In recognising that part of the purpose of paid personal/carer’s leave is to protect the income of employees when they are sick/injured or need to care for a family member, the Full Federal Court said that:
“whether an employee works 7.2 hours every day over five days, or 12-hour shifts over three days, under the ‘working day’ construction, both will be paid at their base rate for the ordinary hours they would have worked if not for the illness or injury. Neither will lose that income. Further the leave balance for each will be debited with one ‘working day’ for each day of leave taken. The effect of this construction is that...no employee who is unable to work because of illness or injury will lose income.”
Whilst we await the High Court’s decision, the impact of the Mondelez Decision, as it stands, is that accrual of paid personal/carer’s leave is to be calculated in working days and not hours, which begins to accrue from the date of employment.
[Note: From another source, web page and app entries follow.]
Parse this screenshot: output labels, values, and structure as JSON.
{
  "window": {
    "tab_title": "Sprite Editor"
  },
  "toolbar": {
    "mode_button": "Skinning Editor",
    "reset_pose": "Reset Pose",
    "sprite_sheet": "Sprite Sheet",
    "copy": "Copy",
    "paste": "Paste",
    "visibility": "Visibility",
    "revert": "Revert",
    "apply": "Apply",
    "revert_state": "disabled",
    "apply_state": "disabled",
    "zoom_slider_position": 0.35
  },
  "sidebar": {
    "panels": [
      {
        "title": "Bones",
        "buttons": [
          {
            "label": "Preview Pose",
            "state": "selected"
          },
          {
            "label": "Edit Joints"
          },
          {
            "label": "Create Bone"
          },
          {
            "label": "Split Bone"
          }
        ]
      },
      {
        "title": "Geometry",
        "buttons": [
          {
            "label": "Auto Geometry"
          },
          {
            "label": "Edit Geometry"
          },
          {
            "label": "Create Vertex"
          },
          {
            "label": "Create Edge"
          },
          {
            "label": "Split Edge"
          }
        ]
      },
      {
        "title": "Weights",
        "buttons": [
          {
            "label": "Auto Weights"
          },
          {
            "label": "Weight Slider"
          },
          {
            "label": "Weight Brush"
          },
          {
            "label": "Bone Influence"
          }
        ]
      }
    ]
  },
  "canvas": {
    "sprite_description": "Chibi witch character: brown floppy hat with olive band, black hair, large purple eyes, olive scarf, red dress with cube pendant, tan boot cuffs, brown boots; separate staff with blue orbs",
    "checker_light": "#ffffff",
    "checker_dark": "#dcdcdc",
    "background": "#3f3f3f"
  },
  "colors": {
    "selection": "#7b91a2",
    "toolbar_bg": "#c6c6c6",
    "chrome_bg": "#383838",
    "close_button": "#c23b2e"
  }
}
Consequently, if an employee is absent for an entire day, then a day will be deducted from that employee’s leave balance and if an employee is absent for a portion of a day, for example six hours of twelve hour shift, then that portion (half) of a day will be deducted from the employee’s balance.
NSW Government warns employers of penalties for breaches of Public Health Orders if workplaces aren’t COVIDSafe
Under section 7 of the Public Health Act 2010 (NSW), the NSW Minister for Health and Medical Research, Brad Hazzard MP, has frequently been making Public Health Orders to impose restrictions in the wake of COVID-19.
As the situation continues to develop, information from the NSW Government states that “it is mandatory for some types of businesses to complete a COVID-19 Safety Plan and register as a COVID Safe business”. As at 23 July 2020, the Public Health (COVID-19 Restrictions on Gatherings and Movement) Order (No 4) Amendment Order (No 2) 2020 (Amendment Order) specifies the businesses that are required to have a COVID-19 Safety Plan in place and register as a COVID Safe business, including but not limited to auction houses, nail, beauty, waxing, and tanning salons, casinos, community centres (including community sporting activities), cinemas, theatres, pubs and clubs (including small bars and cellar doors) food courts, places of public worship and public swimming pools.
For businesses that are not listed in the Amendment Order, including those conducted in an office environment, they are encouraged to develop a COVID-19 Safety Plan to ensure workplaces are COVID Safe, and are encouraged to register as a COVID Safe business.
Non-compliance with Public Health Orders is an offence, with businesses that fail to comply with directions given under the Public Health Orders potentially liable for:
an initial fine of $55,000; and
an additional $27,500 for each day that the offence continues.
Given the fines that may be given, it is imperative that businesses develop a COVID-19 Safety Plan and register as a COVID Safe business.